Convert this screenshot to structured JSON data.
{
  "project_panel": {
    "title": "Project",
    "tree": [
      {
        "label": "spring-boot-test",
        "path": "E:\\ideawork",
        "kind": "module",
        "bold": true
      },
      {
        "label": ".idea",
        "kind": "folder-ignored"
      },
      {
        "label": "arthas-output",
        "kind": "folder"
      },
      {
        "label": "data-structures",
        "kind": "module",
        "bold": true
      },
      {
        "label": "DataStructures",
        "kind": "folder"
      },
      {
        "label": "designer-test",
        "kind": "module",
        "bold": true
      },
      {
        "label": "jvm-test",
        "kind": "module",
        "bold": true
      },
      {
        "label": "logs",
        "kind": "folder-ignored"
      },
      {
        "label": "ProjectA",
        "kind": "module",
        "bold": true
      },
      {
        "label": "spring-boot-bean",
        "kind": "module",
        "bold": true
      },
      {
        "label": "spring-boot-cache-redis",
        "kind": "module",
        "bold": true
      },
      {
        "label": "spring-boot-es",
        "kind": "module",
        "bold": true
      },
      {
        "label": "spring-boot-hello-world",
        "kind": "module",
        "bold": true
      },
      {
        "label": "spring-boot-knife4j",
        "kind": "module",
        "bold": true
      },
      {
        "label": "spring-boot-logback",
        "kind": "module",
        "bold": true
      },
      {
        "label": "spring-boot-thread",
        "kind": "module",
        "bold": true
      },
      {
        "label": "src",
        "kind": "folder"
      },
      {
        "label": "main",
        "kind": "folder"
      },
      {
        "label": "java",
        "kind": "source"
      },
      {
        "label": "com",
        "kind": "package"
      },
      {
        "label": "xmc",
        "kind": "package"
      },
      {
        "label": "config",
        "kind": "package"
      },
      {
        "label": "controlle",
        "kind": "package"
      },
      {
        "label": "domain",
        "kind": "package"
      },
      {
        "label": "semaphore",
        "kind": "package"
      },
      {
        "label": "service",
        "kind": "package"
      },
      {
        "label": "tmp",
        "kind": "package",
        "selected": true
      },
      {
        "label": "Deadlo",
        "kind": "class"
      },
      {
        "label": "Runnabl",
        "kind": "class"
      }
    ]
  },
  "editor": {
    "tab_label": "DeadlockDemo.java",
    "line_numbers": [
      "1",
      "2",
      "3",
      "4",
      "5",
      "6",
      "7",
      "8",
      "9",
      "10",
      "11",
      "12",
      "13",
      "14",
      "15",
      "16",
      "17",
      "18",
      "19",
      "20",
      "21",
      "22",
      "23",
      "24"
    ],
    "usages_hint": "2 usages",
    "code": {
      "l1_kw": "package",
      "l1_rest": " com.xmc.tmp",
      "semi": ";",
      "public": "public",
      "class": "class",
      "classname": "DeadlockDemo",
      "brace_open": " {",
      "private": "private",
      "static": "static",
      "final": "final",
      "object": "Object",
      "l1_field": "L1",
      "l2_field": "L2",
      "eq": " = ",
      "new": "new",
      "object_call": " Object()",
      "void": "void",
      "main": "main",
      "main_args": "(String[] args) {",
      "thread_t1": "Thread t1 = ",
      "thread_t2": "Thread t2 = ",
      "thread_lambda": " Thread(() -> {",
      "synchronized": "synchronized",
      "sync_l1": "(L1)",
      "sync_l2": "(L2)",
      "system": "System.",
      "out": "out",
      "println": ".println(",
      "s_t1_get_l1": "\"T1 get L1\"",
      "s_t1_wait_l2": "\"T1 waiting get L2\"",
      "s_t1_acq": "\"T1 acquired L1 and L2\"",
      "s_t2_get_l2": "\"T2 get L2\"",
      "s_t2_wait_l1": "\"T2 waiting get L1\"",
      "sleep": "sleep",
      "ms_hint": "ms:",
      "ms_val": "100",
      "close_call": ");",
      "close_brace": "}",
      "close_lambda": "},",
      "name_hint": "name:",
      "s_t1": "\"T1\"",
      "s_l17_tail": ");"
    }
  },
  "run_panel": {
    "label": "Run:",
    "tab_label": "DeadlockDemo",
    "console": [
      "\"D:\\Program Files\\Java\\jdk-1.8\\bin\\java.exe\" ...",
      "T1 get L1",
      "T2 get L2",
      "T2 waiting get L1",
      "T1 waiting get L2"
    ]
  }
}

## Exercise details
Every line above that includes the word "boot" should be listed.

## Answer to the problem
        "label": "spring-boot-test",
        "label": "spring-boot-bean",
        "label": "spring-boot-cache-redis",
        "label": "spring-boot-es",
        "label": "spring-boot-hello-world",
        "label": "spring-boot-knife4j",
        "label": "spring-boot-logback",
        "label": "spring-boot-thread",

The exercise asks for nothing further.